The modern economic system develops incredibly rapidly. The money environment becomes more intricate, leading to an increased demand for quality investment opportunities with high yields. Some of the classic investment tools that we were accustomed to just a few years ago have lost their relevance in today’s economic climate. It is not surprising that new instruments capable of competing with the classics appeared on the financial market.
More than 20 percent of the returns generated by peer-to-peer lending companies come from loan defaults, far more than what is typically seen in other investment classes. This makes it difficult for investors to accurately price this asset class and understand the actual risks involved. Additionally, there is no clear legal recourse against lenders at peer-to-peer lending companies, so many lenders may not insist on being repaid after a default occurs and also popular high-yield investments have a specific irresistible attraction.

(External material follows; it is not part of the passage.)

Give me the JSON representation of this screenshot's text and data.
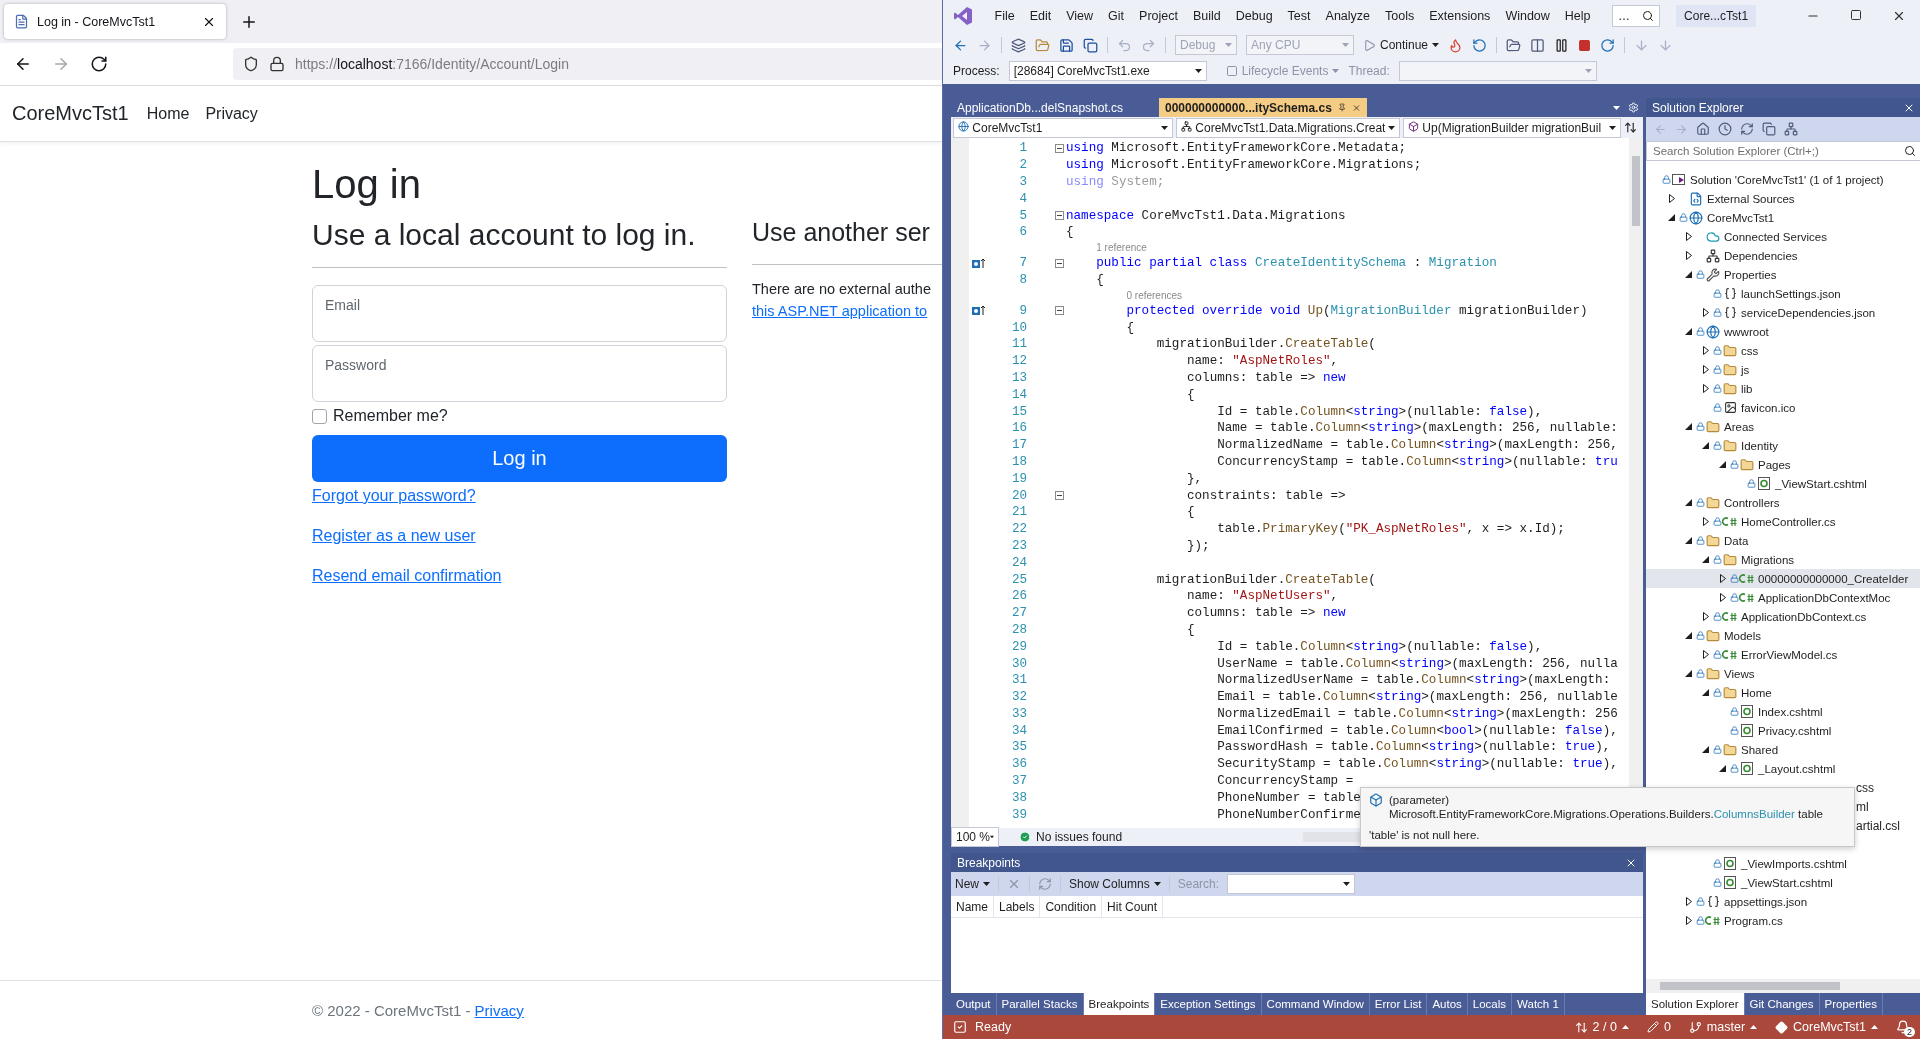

They promise high returns and can be difficult to resist for three reasons:
1) People tend to be influenced by the fact that others have been earning good returns from these types of investments, so they think it must be easy to do on their own.
2) The advertisements are persuasive because they often show projections of very lucrative gains far into the future. In addition, advertising tends to emphasize “the rate of return.” This means that investment promoters focus only on the current expected annual rate of return and don’t tell you about possible downside potential or total loss.
3) Promoters sometimes use scientific-sounding language in their descriptions of an investment idea. For example, an investment may have some resemblance to a more familiar financial concept. Promoters often use the term “capital appreciation” for what is stock market speculation or “yield” for what really should be called return on investment.
You can avoid being misled by these three pitfalls if you remember that high-yield investments are speculative–which means the possibility of losing part or all your money is relatively high. If something sounds too good to be true, it probably is. Our booklet entitled High-Yield Investments: Are They Safe? will help you better understand this subject and give you tips to recognize safe investments from those that are not safe. To receive a copy, write us at the address below and include a self-addressed, stamped envelope.
These scams entice consumers into purchasing shares of private business ventures that seem legitimate but later turn out to be scams. The company may require investors to buy an initial investment and additional shares at the latest timetables. When the scheduled date for these secondary transactions happens, consumers receive a call from a sales representative who urges them to buy more of the company’s stock as soon as possible because another investor is trying to purchase all of it first. Consumers then transfer large sums of money into the company’s bank account to meet the deadline and avoid losing their investments.